Mark Hauser says a private equity firm discovers its target companies through the business itself, investment bank recommendations, or through its own developed networks and proprietary methods of identification. Once a business has been tagged for further exploration, the private equity firm will exercise due diligence to meticulously analyze the potential of the company as an investment. This process involves utilizing resources such as analysts, consultants and lawyers to examine the commercial, financial, and legal implications of an acquisition.
Commercial due diligence sees the business assessed by analysts to determine its potential for the future through its historical commercial activity. Financial due diligence looks at the company’s provided financials and thoroughly audits the business’ records to determine whether the information given is accurate. Legal due diligence looks for any potential liabilities that may prove to be detrimental to the acquisition and future of the company.
Barring any red flags discovered in the due diligence process, the investment will proceed to the final stages in which a deal is brokered between both parties’ lawyers and finalized with the release of funds and transfer of company equity, says Mark Hauser. Post-finalization, the business is now a part of a private equity fund’s portfolio of companies and the firm facilitates growth through operational support. Rather than running the numerous businesses under its umbrella, a private equity investment provides the capital needed for a company to propel forward to the next level.

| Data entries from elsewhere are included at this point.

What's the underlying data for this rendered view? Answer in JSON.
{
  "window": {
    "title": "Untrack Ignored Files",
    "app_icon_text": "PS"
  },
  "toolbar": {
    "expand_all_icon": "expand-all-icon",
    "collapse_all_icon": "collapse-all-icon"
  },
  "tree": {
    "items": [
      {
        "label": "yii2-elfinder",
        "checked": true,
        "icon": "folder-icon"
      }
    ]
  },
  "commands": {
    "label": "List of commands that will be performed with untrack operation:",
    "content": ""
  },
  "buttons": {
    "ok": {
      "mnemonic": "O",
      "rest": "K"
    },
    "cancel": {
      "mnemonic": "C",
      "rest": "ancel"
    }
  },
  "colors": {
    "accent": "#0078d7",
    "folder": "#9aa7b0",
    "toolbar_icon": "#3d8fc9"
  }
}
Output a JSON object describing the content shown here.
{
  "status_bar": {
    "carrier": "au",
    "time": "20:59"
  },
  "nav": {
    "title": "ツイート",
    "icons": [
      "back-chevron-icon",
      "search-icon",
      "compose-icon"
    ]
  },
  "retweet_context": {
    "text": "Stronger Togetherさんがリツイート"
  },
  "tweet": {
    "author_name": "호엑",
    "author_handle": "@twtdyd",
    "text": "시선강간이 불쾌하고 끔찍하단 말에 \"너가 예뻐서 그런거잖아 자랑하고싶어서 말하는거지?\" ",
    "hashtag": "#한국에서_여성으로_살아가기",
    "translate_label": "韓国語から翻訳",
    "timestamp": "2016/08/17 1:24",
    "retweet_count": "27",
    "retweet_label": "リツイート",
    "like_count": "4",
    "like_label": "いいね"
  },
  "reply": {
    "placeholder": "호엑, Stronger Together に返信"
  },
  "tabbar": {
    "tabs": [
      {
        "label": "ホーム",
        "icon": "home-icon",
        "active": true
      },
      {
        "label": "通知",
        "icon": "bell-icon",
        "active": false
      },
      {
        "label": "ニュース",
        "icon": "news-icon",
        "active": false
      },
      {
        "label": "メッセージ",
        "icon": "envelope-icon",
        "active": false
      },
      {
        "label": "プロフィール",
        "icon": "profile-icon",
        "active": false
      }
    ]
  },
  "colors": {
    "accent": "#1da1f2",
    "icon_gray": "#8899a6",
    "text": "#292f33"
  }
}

Mark indicates that no private equity investment is intended to be indefinite, and a typical scenario involves a successful exit after a period of roughly five years, give or take. Sometimes this exit comes as a result of an initial public offering, but more often than not the partnership is concluded through the acquisition of the business by another company that is ready to help it in its next phase.